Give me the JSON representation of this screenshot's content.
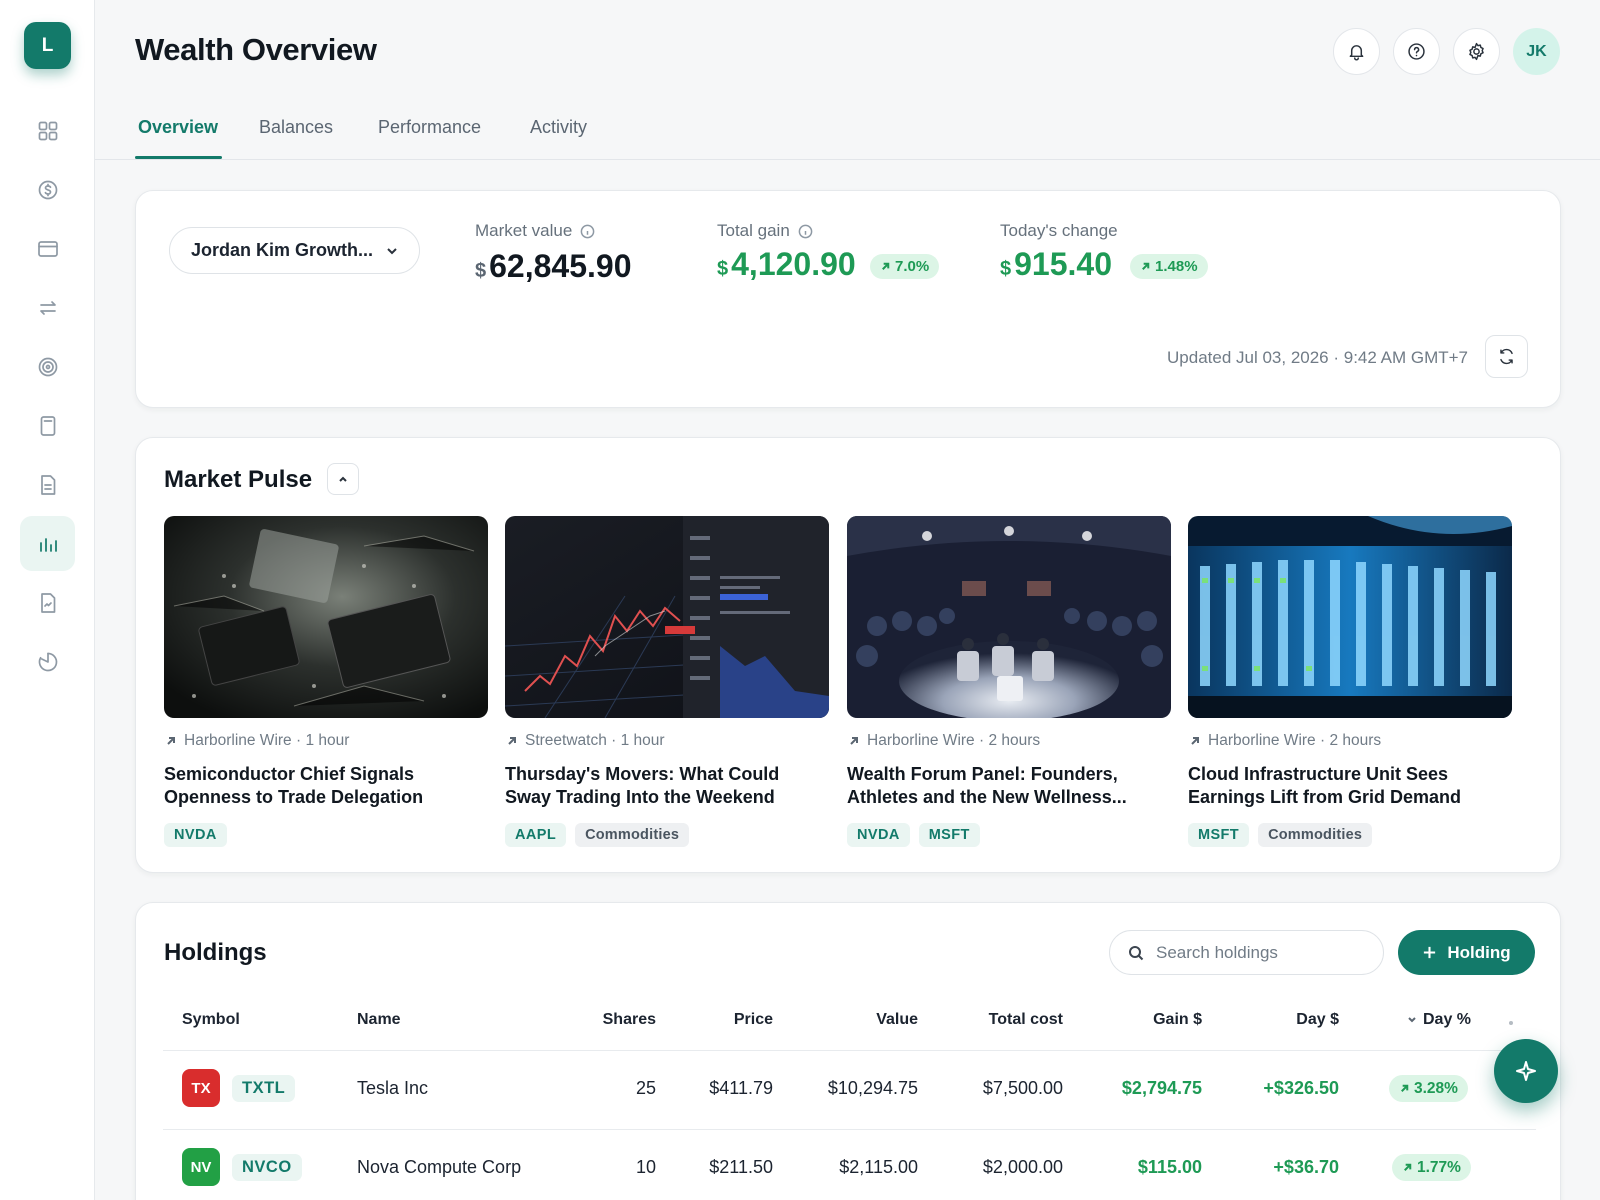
{
  "app": {
    "logo_letter": "L",
    "title": "Wealth Overview",
    "avatar_initials": "JK"
  },
  "colors": {
    "accent": "#137a6a",
    "gain": "#1e9a55",
    "gain_bg": "#dcf5e6"
  },
  "sidebar": {
    "items": [
      {
        "icon": "dashboard-icon"
      },
      {
        "icon": "currency-icon"
      },
      {
        "icon": "wallet-icon"
      },
      {
        "icon": "transfer-icon"
      },
      {
        "icon": "goals-icon"
      },
      {
        "icon": "calculator-icon"
      },
      {
        "icon": "document-icon"
      },
      {
        "icon": "investments-icon",
        "active": true
      },
      {
        "icon": "report-icon"
      },
      {
        "icon": "pie-chart-icon"
      }
    ]
  },
  "header": {
    "buttons": [
      "notifications-icon",
      "help-icon",
      "settings-icon"
    ]
  },
  "tabs": [
    {
      "label": "Overview",
      "active": true
    },
    {
      "label": "Balances"
    },
    {
      "label": "Performance"
    },
    {
      "label": "Activity"
    }
  ],
  "summary": {
    "account": "Jordan Kim Growth...",
    "market_value": {
      "label": "Market value",
      "currency": "$",
      "value": "62,845.90"
    },
    "total_gain": {
      "label": "Total gain",
      "currency": "$",
      "value": "4,120.90",
      "percent": "7.0%"
    },
    "todays_change": {
      "label": "Today's change",
      "currency": "$",
      "value": "915.40",
      "percent": "1.48%"
    },
    "updated": "Updated Jul 03, 2026 · 9:42 AM GMT+7"
  },
  "market_pulse": {
    "title": "Market Pulse",
    "articles": [
      {
        "source": "Harborline Wire · 1 hour",
        "title": "Semiconductor Chief Signals Openness to Trade Delegation",
        "tags": [
          {
            "label": "NVDA",
            "kind": "ticker"
          }
        ],
        "image": "circuit-board"
      },
      {
        "source": "Streetwatch · 1 hour",
        "title": "Thursday's Movers: What Could Sway Trading Into the Weekend",
        "tags": [
          {
            "label": "AAPL",
            "kind": "ticker"
          },
          {
            "label": "Commodities",
            "kind": "topic"
          }
        ],
        "image": "trading-chart"
      },
      {
        "source": "Harborline Wire · 2 hours",
        "title": "Wealth Forum Panel: Founders, Athletes and the New Wellness...",
        "tags": [
          {
            "label": "NVDA",
            "kind": "ticker"
          },
          {
            "label": "MSFT",
            "kind": "ticker"
          }
        ],
        "image": "forum-panel"
      },
      {
        "source": "Harborline Wire · 2 hours",
        "title": "Cloud Infrastructure Unit Sees Earnings Lift from Grid Demand",
        "tags": [
          {
            "label": "MSFT",
            "kind": "ticker"
          },
          {
            "label": "Commodities",
            "kind": "topic"
          }
        ],
        "image": "server-rack"
      }
    ]
  },
  "holdings": {
    "title": "Holdings",
    "search_placeholder": "Search holdings",
    "add_label": "Holding",
    "columns": [
      "Symbol",
      "Name",
      "Shares",
      "Price",
      "Value",
      "Total cost",
      "Gain $",
      "Day $",
      "Day %"
    ],
    "rows": [
      {
        "logo": "TX",
        "logo_color": "#d92d2d",
        "symbol": "TXTL",
        "name": "Tesla Inc",
        "shares": "25",
        "price": "$411.79",
        "value": "$10,294.75",
        "total_cost": "$7,500.00",
        "gain": "$2,794.75",
        "day_dollar": "+$326.50",
        "day_pct": "3.28%"
      },
      {
        "logo": "NV",
        "logo_color": "#22a045",
        "symbol": "NVCO",
        "name": "Nova Compute Corp",
        "shares": "10",
        "price": "$211.50",
        "value": "$2,115.00",
        "total_cost": "$2,000.00",
        "gain": "$115.00",
        "day_dollar": "+$36.70",
        "day_pct": "1.77%"
      }
    ]
  }
}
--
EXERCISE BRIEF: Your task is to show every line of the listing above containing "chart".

YOUR SOLUTION:
        "icon": "pie-chart-icon"
        "image": "trading-chart"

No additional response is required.